All adults should be screened for unhealthy alcohol use, new guidelines say
You can expect a “drinking checkup” when you visit the doctor. All adults, including pregnant women, should be screened for unhealthy alcohol use by their primary care physicians, the United States Preventive Services Task Force advises. For those patients who drink above the recommended limits, doctors should provide brief counseling to help them reduce their drinking, according to the new task force statement published Tuesday in the medical journal JAMA.
As far as teens, the independent panel of medical experts came up empty. The task force said it did not find enough evidence to make a recommendation for or against alcohol screening and counseling for those under the age of 18. The panel is calling for more research.
Unhealthy alcohol use means drinking beyond the recommended limits. No more than four drinks in a single day and 14 drinks in a week is the line drawn for men age 21 to 64, according to National Institute on Alcohol Abuse and Alcoholism. For women and older men, the institute advises no more than three drinks in one day and no more than seven drinks in a week. There is no safe level of alcohol for pregnant women, according to the institute.
The negative consequences of too much alcohol include illness, injury, and death — unhealthy alcohol use ranks as the third leading preventable cause of death in the US according to the task force. When pregnant women drink, birth defects and developmental problems in their children may follow.
Too many doctors don’t speak up about alcohol
The new recommendation is a simple update of the task force’s long-standing position. Since 1996, the task force has recommended doctors screen and briefly counsel adults for unhealthy drinking and before that, in 1989, it recommended physicians ask their patients to describe how they use alcohol.

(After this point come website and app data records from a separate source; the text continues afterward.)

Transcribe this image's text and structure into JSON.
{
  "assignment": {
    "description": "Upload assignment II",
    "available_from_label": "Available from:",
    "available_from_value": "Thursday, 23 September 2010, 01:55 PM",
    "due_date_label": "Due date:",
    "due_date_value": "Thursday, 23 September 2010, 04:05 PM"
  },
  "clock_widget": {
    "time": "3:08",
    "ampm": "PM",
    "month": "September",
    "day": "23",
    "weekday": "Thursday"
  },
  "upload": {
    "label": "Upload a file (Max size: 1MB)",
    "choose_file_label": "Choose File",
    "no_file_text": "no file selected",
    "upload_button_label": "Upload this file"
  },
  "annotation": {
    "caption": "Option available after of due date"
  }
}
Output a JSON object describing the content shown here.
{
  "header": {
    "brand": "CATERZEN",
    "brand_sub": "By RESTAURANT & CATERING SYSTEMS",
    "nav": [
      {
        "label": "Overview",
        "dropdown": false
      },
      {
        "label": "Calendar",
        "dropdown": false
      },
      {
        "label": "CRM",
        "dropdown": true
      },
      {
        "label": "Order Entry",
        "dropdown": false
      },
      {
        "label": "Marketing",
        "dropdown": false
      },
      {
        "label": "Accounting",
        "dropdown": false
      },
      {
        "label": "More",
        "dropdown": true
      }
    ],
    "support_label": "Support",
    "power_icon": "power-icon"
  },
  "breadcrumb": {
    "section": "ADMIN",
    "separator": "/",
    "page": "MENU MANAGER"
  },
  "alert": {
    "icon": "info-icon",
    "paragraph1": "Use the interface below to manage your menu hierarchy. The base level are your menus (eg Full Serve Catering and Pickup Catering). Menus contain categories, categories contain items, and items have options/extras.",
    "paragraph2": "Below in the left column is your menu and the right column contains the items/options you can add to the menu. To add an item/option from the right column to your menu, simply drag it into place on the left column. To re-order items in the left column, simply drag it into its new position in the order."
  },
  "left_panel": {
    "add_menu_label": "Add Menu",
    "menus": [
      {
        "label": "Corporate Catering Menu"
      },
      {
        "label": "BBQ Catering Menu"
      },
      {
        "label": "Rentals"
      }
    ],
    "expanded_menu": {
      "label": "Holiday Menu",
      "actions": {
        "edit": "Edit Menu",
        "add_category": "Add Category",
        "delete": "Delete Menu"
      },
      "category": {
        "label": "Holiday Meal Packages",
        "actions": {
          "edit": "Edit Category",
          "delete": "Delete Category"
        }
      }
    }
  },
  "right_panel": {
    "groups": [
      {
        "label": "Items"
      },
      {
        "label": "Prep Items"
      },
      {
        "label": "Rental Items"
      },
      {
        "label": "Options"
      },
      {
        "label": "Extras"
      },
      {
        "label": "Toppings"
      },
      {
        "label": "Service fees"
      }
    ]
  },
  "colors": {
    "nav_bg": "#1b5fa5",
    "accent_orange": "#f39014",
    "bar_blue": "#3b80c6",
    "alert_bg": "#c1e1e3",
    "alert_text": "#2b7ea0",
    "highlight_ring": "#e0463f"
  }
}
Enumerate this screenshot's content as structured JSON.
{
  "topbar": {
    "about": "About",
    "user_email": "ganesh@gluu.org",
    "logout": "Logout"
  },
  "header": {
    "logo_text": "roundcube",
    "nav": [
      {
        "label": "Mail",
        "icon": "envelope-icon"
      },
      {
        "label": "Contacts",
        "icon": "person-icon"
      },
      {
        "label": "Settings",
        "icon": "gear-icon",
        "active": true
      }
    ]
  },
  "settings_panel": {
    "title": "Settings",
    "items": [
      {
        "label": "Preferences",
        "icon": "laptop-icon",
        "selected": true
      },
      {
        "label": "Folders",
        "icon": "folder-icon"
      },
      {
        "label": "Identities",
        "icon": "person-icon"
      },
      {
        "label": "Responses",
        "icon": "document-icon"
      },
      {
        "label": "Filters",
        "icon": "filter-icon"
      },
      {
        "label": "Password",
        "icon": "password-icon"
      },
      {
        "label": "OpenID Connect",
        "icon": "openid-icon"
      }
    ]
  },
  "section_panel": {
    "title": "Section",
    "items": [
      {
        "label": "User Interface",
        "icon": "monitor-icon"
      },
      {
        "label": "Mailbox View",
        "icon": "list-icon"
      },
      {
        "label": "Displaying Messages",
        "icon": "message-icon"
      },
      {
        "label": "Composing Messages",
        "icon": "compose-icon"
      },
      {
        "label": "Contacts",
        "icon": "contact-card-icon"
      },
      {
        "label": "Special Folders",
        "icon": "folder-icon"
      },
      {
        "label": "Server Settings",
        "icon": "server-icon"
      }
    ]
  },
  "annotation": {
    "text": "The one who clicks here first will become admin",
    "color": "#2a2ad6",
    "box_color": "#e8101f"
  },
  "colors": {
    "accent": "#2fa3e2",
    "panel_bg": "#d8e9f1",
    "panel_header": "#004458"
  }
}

“Yet implementation of screening and brief intervention still remains quite low,” Angela Bazzi and Dr. Richard Saitz, both of Boston University School of Public Health, wrote in an editorial published with the new guidelines in JAMA. “For example, in the United States, 1 in 6 patients reports having discussed alcohol with their physician; rates in Europe are similarly low.”
Bazzi and Saitz note that the World Health Organization supports screening and brief counseling for unhealthy drinking in adults, while the American Academy of Pediatrics does so for youth.
Even small steps are beneficial
The lack of discussion in doctors’ offices continues despite high prevalence of unhealthy drinking, “evidence for screening and brief intervention efficacy, substantial government funding, practice guidelines, and quality measures and incentives,” wrote the editorial authors.
Behavioral counseling interventions include in-person or web-based sessions that are usually short, for example, just one to four sessions,two hours or less of total contact time, according to the task force.
In studies, patients who have been advised to cut back on alcohol often report that they have done so to please the researchers, while reviews find no effects on objective measures of alcohol consumption (their blood levels) or the rates of injuries, alcohol-related illnesses and hospitalizations, according to Bazzi and Saitz. Still, “even small behavior changes” could improve health, they wrote.
“The societal context must change,” wrote Bazzi and Staitz. They added that less use of alcohol, “is better for health.”